David S Miller, Proskauer, derivatives issuance lawyer, cross border lending transactions attorney

David Miller is a partner in the Tax Department. David advises clients on a broad range of domestic and international corporate tax issues. His practice covers the taxation of financial instruments and derivatives, cross-border lending transactions and other financings, international and domestic mergers and acquisitions, multinational corporate groups and partnerships, private equity and hedge funds, bankruptcy and workouts, high-net-worth individuals and families, and public charities and private foundations. He advises companies in virtually all major industries,...

Elizabeth Wytock Tax Attorney

Elizabeth Johnston Wytock is an associate in the Tax Department. Elizabeth earned her J.D. from the University of Virginia School of Law, where she was the executive editor of the Virginia Law Review.
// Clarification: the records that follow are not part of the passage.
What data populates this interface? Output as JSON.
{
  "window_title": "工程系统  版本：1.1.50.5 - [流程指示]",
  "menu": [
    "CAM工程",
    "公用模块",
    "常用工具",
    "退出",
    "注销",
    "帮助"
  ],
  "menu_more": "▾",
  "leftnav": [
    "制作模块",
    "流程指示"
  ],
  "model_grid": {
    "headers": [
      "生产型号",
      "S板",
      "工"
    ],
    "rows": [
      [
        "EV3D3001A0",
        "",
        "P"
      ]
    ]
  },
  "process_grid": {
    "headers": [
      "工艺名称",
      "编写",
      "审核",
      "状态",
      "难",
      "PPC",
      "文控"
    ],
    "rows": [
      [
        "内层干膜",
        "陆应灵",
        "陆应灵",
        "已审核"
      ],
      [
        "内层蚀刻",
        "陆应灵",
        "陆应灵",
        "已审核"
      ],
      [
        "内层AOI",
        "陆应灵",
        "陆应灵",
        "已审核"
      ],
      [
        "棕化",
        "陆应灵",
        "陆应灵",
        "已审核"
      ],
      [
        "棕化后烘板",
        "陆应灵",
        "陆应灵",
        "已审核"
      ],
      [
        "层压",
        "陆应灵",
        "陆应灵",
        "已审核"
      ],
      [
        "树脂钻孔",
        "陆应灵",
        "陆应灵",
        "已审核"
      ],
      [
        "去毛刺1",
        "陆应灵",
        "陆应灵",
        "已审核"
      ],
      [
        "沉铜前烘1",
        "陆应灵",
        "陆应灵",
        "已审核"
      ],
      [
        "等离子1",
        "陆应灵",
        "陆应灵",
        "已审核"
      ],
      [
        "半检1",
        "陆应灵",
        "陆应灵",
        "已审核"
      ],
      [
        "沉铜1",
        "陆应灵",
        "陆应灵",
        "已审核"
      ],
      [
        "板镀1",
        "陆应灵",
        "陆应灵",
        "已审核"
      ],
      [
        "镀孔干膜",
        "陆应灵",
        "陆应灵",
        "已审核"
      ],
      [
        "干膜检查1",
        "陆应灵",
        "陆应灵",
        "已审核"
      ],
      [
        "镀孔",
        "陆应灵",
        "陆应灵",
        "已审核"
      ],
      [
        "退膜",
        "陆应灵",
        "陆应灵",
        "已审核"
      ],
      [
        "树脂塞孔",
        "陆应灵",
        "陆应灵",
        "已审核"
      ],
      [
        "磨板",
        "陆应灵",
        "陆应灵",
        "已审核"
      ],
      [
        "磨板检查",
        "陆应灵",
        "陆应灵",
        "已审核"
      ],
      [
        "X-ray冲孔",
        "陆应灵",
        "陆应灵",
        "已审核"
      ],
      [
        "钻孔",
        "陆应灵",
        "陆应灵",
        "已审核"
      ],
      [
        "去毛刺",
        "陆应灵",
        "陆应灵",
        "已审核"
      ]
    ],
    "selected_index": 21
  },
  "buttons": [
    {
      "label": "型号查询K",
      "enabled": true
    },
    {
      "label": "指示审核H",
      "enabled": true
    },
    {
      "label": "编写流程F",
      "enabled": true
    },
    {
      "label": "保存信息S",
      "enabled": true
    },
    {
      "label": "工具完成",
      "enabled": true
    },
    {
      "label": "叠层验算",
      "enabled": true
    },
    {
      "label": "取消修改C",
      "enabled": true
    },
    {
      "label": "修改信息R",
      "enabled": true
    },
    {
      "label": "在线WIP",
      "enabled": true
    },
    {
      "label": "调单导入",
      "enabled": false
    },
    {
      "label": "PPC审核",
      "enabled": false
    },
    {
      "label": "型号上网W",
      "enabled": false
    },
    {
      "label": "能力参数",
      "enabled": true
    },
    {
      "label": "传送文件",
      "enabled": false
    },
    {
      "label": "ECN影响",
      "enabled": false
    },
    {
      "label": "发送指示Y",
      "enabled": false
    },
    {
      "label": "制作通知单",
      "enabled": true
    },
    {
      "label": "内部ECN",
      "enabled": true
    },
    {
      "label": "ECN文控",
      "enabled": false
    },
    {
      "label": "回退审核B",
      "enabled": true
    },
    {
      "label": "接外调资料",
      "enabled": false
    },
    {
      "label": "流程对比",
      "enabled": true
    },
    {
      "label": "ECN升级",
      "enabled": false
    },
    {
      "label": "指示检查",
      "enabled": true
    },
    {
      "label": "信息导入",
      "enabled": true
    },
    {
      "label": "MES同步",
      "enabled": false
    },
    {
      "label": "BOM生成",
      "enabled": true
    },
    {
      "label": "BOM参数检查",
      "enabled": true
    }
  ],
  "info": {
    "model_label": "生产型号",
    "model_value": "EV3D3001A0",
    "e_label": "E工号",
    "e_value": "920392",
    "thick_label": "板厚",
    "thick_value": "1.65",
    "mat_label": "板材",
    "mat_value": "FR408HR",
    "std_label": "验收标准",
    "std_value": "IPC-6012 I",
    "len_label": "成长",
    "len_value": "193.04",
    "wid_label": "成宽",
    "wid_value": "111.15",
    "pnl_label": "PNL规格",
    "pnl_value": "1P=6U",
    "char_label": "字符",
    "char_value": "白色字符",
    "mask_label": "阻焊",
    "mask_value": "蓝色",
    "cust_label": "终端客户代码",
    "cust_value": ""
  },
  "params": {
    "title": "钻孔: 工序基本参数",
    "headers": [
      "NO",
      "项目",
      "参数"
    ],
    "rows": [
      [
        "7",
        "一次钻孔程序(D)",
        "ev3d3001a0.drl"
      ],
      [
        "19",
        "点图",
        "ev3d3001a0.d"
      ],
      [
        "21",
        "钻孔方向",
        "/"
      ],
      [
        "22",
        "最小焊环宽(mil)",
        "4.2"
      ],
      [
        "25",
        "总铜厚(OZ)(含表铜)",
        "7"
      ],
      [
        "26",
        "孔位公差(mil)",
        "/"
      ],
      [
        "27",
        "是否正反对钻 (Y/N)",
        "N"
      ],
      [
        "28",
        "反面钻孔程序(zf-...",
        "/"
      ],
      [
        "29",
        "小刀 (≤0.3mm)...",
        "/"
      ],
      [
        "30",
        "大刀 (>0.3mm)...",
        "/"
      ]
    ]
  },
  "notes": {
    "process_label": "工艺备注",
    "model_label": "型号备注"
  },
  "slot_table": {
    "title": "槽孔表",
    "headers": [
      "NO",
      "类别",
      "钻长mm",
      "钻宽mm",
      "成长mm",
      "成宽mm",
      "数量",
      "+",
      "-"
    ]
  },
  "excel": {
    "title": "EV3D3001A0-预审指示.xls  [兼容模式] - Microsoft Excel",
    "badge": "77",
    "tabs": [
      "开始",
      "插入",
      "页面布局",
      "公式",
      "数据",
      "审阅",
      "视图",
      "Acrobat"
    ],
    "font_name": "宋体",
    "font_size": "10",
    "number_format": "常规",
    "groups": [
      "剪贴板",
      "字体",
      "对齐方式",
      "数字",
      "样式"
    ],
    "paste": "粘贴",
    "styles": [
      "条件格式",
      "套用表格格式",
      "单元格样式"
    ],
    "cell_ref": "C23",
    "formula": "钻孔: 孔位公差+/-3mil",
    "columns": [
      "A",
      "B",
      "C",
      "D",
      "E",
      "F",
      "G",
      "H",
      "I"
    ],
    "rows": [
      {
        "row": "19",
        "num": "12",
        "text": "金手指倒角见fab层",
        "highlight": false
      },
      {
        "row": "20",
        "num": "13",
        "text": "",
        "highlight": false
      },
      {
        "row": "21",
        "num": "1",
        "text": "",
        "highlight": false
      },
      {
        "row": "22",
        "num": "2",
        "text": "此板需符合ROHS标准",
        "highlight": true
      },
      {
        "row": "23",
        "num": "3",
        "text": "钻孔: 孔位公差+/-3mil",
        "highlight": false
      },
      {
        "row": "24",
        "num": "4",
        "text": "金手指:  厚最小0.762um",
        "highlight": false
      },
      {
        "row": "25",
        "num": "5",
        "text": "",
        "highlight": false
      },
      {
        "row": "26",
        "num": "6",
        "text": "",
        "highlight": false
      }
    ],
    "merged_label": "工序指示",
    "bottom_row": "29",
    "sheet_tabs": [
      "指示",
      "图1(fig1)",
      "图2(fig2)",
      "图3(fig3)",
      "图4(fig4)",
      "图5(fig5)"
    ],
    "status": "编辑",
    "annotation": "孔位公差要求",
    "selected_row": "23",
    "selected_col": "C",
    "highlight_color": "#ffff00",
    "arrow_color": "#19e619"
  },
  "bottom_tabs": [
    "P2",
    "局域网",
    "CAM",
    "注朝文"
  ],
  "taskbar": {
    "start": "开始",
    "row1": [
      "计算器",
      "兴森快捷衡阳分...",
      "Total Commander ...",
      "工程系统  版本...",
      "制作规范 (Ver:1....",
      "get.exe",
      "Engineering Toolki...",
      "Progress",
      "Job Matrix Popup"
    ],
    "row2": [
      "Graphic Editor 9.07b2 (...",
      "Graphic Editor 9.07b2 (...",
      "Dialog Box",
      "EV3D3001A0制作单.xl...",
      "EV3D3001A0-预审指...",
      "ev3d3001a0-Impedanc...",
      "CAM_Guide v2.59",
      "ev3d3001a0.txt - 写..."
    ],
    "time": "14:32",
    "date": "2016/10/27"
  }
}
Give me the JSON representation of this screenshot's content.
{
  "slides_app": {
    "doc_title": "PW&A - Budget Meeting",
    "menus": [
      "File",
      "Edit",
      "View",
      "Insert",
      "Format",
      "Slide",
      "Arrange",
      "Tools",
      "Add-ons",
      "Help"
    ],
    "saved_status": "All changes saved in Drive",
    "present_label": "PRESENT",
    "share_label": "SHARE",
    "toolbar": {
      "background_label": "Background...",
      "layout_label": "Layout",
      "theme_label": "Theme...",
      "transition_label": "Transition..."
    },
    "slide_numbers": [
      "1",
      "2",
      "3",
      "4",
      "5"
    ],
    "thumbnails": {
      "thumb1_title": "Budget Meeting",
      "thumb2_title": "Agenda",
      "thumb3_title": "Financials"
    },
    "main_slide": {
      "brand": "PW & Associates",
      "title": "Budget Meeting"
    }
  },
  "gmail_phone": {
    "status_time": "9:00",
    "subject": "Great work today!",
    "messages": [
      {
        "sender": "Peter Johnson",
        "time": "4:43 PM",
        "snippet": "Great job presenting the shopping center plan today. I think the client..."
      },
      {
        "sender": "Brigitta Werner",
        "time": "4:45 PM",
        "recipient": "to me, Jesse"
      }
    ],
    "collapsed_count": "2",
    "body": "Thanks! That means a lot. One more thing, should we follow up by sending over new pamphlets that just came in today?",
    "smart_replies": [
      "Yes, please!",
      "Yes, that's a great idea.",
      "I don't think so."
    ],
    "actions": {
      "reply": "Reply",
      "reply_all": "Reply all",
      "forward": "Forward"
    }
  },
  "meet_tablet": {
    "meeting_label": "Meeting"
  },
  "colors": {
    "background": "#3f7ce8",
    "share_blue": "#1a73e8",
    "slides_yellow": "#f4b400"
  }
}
While at UVA Law, she worked as a legal intern for the Honorable Nancy Atlas and the Honorable Mary Milloy at the U.S. District Court for the Southern District of Texas.

Prior to law school, Elizabeth served as a health policy program assistant at the National Academy of Sciences in Washington, D.C. She received her B.A. from Georgetown University.